Asking your landlord to add a pet based upon your disability is called a request for a reasonable accommodation. Your request must be reasonable. For example, you cannot request that the landlord, to accommodate your disability, purchase Flynn, the bichon frisé best in show winner at this year’s Westminster Kennel Club dog show and add him to your lease. That would be unreasonable. It would also be unreasonable to get a big, untrained, vicious dog because the landlord could be liable if the dog bit someone in the building.
You must also be prepared to prove to the landlord that you are disabled within the meaning of the Americans with Disabilities Act.
When the disability or need for reasonable accommodation is not obvious, a landlord may ask the person with a disability for documentation that he or she has a disability and a disability-related need for the service dog or support animal. The tenant or boarder must then provide the landlord with reasonable medical documentation from a health care provider that confirms the existence of the disability and the need for reasonable accommodation. —When California Landlords Must Allow Tenants to Have Service Dogs and Emotional Support Animals, by Zachary Duffly, Nolo Press
Under California law, the health care provider who provides this documentation does not have to be a doctor. Documentation can come from other providers, including clinical psychologists, clinical social workers, or marriage and family therapists.
If you are planning to request a reasonable accommodation to get a companion animal, you should also check out PAWS (Pets Are Wonderful Support). In San Francisco they are now a division of the Shanti Project . Their site provides a step-by-step procedure to request a reasonable accommodation to get a support animal. The PAWS suggestions about a health provider’s letter are simple, accurate descriptions of the legal requirements for such a letter:

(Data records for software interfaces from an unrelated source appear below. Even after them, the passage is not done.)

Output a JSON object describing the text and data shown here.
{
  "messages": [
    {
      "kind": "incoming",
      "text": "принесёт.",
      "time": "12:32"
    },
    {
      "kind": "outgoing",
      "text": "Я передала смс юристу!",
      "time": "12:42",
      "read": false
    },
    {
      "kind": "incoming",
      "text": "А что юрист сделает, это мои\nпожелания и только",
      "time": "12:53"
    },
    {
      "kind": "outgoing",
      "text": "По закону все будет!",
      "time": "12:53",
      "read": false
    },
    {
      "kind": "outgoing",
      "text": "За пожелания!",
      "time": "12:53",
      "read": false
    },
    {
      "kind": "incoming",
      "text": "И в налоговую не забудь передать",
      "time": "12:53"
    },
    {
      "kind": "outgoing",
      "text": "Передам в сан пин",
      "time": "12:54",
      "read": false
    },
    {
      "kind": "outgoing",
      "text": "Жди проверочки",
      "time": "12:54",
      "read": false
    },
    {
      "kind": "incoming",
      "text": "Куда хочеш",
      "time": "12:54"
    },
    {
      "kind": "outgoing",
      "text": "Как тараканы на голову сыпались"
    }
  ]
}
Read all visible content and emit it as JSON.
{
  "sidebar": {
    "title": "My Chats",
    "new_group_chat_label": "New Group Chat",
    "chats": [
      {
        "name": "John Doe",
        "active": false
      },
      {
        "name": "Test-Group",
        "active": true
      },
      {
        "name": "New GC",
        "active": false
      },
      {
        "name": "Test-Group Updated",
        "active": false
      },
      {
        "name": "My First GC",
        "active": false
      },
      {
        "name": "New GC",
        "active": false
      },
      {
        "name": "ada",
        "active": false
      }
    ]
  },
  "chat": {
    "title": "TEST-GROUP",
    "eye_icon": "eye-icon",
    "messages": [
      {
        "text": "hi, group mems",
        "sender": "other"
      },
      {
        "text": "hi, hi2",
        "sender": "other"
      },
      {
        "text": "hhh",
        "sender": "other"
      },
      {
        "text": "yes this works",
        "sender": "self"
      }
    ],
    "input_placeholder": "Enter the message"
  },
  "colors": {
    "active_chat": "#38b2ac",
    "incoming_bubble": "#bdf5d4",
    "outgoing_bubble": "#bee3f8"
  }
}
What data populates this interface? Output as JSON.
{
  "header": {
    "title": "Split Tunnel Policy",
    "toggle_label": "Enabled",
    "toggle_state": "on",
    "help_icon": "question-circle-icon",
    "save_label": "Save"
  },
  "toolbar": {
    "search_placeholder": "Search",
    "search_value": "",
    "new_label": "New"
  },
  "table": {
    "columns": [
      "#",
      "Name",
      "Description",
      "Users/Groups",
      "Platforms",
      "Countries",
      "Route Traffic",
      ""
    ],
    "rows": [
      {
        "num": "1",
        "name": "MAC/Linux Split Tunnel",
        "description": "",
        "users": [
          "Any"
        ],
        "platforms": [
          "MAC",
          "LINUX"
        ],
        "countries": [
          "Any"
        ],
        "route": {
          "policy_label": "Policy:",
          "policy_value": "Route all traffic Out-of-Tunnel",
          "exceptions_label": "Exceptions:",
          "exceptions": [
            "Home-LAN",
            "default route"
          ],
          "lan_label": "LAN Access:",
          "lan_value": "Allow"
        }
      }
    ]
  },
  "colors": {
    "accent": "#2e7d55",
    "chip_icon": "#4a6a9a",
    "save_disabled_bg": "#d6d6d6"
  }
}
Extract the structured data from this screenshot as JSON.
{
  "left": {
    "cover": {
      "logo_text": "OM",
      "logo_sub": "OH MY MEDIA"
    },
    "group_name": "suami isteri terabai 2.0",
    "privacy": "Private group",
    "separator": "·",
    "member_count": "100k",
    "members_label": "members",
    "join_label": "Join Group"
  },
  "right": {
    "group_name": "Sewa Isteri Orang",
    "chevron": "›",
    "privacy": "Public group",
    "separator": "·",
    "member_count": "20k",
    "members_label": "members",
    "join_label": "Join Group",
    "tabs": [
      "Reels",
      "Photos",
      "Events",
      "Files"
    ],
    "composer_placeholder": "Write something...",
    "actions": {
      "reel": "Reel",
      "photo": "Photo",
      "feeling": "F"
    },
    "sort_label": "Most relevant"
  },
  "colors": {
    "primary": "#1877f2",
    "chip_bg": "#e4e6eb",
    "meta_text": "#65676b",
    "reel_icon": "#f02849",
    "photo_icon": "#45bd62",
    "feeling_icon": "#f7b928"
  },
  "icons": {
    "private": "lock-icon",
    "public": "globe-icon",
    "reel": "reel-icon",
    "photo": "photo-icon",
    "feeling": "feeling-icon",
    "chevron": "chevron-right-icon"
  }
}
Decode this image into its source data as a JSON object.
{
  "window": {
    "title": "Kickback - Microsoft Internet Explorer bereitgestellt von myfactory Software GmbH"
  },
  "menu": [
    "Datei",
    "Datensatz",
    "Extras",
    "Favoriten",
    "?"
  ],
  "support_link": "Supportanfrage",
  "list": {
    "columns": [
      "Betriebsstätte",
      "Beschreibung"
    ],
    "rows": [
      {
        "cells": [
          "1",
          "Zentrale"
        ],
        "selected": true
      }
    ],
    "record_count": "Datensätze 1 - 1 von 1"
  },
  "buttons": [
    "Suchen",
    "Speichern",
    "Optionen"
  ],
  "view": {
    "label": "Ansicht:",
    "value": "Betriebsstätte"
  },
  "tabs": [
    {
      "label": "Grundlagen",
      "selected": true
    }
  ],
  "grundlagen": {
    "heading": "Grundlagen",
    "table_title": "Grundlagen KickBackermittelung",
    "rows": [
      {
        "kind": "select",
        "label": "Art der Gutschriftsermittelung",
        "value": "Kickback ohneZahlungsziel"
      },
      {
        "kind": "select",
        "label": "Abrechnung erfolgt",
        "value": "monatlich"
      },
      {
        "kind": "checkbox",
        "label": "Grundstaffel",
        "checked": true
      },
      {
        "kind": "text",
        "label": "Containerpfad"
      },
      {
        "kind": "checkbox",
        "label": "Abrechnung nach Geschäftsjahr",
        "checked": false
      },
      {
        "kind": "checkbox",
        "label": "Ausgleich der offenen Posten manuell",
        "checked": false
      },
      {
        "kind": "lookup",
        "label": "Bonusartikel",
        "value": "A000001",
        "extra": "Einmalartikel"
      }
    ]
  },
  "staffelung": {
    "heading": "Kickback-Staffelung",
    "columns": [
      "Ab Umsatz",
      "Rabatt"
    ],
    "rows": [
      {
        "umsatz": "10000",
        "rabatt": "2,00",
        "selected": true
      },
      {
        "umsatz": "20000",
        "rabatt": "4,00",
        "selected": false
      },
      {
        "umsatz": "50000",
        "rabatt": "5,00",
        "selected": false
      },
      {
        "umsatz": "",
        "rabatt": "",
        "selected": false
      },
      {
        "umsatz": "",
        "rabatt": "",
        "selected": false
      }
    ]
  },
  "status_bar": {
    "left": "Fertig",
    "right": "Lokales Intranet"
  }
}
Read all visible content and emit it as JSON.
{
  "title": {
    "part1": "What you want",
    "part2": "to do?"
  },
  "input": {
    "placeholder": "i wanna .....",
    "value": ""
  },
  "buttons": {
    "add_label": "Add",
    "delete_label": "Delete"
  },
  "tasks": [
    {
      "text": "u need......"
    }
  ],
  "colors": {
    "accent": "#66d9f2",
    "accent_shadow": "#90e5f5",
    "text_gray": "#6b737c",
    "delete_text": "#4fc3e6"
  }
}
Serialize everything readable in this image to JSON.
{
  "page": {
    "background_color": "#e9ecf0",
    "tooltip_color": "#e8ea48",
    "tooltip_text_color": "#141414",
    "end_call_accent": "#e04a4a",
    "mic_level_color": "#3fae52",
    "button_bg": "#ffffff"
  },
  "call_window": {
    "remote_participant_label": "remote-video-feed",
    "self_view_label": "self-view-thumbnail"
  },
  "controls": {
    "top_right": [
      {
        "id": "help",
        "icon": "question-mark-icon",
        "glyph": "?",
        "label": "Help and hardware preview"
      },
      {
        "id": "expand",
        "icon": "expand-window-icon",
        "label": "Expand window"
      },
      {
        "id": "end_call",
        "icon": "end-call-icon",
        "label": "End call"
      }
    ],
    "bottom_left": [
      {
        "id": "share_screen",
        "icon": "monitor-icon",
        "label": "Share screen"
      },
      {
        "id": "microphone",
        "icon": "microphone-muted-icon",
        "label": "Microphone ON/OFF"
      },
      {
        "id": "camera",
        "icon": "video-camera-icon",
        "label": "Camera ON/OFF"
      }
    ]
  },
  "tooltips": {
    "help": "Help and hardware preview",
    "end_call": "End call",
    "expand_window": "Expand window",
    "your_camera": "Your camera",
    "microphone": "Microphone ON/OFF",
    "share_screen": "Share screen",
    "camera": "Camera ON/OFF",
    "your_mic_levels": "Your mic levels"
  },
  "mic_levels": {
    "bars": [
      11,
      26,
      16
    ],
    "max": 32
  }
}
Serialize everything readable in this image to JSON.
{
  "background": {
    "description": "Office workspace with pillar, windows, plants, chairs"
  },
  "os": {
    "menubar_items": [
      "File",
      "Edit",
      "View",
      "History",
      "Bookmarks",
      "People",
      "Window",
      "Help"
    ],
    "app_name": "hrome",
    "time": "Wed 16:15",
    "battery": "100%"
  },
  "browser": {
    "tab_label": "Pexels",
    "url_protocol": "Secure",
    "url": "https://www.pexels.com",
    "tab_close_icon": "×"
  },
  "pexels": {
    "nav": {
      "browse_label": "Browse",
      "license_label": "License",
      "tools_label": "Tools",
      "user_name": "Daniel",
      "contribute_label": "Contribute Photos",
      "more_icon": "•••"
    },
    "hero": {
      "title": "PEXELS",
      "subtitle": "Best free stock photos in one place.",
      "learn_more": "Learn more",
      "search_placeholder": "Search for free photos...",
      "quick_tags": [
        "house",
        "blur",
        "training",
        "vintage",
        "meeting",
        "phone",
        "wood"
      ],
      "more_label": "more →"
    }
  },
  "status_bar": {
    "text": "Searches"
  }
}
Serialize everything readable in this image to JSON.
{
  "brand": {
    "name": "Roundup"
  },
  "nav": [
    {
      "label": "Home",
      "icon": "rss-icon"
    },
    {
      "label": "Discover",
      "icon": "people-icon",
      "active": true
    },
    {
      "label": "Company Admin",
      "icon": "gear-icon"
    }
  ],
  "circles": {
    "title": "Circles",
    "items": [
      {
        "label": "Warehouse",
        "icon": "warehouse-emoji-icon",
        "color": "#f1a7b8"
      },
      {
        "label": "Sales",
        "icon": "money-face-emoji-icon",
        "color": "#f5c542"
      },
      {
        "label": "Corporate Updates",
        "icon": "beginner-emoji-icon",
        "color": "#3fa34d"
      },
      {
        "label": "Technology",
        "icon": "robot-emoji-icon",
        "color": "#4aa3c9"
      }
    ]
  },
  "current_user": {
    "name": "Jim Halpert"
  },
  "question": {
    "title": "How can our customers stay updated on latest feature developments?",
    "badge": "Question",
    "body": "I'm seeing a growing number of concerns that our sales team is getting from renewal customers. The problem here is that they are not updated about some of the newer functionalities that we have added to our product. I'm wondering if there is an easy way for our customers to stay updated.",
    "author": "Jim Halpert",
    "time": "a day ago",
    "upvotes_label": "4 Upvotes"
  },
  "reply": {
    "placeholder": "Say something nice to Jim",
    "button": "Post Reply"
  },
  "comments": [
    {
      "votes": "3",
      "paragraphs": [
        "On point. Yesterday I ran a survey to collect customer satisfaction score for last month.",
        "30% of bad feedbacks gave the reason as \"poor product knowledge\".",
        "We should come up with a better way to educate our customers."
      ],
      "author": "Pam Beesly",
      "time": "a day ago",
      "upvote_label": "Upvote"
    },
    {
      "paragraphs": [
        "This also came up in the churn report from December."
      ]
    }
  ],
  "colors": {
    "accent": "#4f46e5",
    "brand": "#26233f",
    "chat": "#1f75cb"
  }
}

In order to prove that a dog is a service or support animal, you may be asked to have documentation from a licensed professional (doctor, nurse practitioner, psychiatrist, other mental-health professional or social worker) stating that the animal is an essential part of treatment for a disability. A doctor’s letter must have two essential components.
1. It must state that you have a disability. The disability does not need to be identified. 2. It must state that it is the professional opinion of the provider that is it essential for you to have a service/support animal.
From my point of view, a common mistake tenant can make is getting a pet (assistance animal) first and then attempting to justify the need for the animal later–after the landlord, during his annual, unannounced, illegal inspection, discovers Fluffy hiding in a closet. While the mistake is not irreparable if you make a timely request for reasonable accommodation, you don’t want to find yourself in court defending an eviction based upon your breach of the lease. You might win, but it will cost you a bundle of dough, and, believe me, it will only exacerbate the symptoms of your disability.
If your lease prohibits pets, make your request for reasonable accommodation in writing. If your landlord accepts your request, get it in writing.
If you are not disabled and your landlord refuses your request for a pet rather than an assistance animal, forget it. I’ve seen too many instances in which long-term tenants are forced to choose between their beloved dog and living in the streets.